Rubén Patiño and Kay Schuttel are interdisciplinary artists working across sound and performance. At CTM 2020, the pair premiere their new work “No Laughing Matter,” which explores laughing in relation to bodily presence and acousmatic sound. As laughter is seen as a uniquely human gesture, the sound of laughter is employed as compositional material for psychological conditioning in their performance
Originated as a re-interpretation of the “laugh track”, a sound effect featured prominently in TV sitcoms, the project tries to explore the synergy between the enjoyable and the uncanny. No Laughing Matter aims to create a transitional space in between fun and fear that muddles the boundaries of human voice versus synthetic sound, male and female acoustic and amplified, imaginary and real. Using humor as a subversive tool questions certain rigid standards and a persistent excess of "seriousness" in contemporary electronic music.
Rubén Patiño works in the fields of electronic music and visuals. He focuses on the sculptural properties of synthetic sound while exploring the limits of concerts, public events, and installations. In particular, Patiño works within the field of sound synthesis while exploring the audio-visual creative potential of programming environments and algorithmic composition. All of his work tends to contain different strategies regarding space and presentation formats, while combining sound, lights, text, image, or found materials. He has published works with several labels such as Anòmia, Free Software Series, Alku, and has upcoming records on Ge-Stell and Hypermedium.
Kay Schuttel’s practice explores the performativity of daily gestures, the evolution of corporeal vocabularies, and the intersection between choreography and visual art. Intrigued by social codes and unwritten rules embedded in everyday live behaviour, Schuttel explores the performative aspects of the habitual. Her focus is on the formation of new bodily movements and language generated by the evolution of communication tools, recording devices, and mediated daily rituals.
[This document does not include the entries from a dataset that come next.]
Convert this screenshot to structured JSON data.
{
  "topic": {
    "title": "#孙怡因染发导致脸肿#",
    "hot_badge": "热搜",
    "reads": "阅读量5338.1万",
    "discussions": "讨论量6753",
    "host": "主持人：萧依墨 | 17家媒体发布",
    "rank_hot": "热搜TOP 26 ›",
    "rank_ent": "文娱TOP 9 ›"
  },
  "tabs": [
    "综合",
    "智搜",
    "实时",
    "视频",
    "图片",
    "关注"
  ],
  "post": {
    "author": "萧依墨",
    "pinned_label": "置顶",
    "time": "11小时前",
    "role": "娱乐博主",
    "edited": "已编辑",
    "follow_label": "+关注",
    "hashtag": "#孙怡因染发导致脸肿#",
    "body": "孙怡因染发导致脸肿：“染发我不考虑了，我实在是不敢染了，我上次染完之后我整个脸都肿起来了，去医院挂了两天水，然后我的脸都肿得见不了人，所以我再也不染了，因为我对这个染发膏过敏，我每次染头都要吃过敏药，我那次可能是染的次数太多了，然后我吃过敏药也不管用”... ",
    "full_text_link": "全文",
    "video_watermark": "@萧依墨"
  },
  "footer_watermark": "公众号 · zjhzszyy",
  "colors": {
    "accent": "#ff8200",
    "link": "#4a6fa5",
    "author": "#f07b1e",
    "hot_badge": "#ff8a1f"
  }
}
Through abstracting and reassembling key components from this behaviour, her work stages moments in which these abstracted components are performed in altered forms or different contexts.